If you are a NYIP student, go back to your unit in a photography course for a full recovery in your computer’s domain. Otherwise, here are 5 simple adjustments you could try to get started:
If the shutter speed is too slow, this could easily be the problem. In general, you should make sure that your shutter speed is the focal length of the lens. Therefore, if you use a 60mm lens for the day, you need a shutter speed setting of 1 / 60º (or maybe even faster). This is probably the most common problem and easy to repair.
Choice of lens:
The purpose with which you have chosen to work can affect the likelihood that your images are blurry. If your hand is a little unstable, it will be much larger if you use a super long telephoto lens, for example, along a wide angle.
Choice of gears:
Do you need a tripod? If blurring is a constant problem for you, more likely it is. If you tried to increase your shutter speed and pay attention to your choice of lenses, but still have problems with the blur, you work with a tripod when you can.
If your camera is not properly maintained, you are much more likely to accidentally shake the device when you press the shutter. For a tutorial on how to hold a camera correctly, follow the link.

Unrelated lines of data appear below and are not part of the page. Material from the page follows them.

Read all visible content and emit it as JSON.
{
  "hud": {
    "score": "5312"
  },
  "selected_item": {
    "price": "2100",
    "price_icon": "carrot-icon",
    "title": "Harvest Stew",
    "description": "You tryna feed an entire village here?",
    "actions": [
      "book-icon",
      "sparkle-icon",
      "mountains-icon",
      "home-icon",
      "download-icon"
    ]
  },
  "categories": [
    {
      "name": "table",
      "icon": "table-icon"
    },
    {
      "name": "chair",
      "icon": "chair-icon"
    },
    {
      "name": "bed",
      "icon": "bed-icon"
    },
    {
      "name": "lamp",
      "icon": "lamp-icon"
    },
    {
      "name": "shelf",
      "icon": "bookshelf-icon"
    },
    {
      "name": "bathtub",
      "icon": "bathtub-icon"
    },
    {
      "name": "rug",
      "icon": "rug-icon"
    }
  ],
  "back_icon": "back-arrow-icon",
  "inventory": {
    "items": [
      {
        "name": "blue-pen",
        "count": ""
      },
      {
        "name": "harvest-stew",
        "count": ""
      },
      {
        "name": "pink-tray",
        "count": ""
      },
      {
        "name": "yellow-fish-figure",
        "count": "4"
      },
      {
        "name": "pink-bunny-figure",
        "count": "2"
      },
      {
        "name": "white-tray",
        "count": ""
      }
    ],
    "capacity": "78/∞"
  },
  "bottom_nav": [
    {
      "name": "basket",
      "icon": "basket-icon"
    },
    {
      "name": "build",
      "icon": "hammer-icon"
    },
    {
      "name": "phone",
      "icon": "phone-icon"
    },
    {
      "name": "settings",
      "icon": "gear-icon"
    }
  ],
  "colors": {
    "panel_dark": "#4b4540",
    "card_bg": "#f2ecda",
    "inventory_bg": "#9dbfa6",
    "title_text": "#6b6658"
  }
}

Are you using the autofocus function on the device? If the blur is a repeated problem to you and the answer is no, you should probably start. If the camera does not only focus on the right place in an image when you try to do it manually, the resulting image will simply be blurry, while the problem is simply out of reach.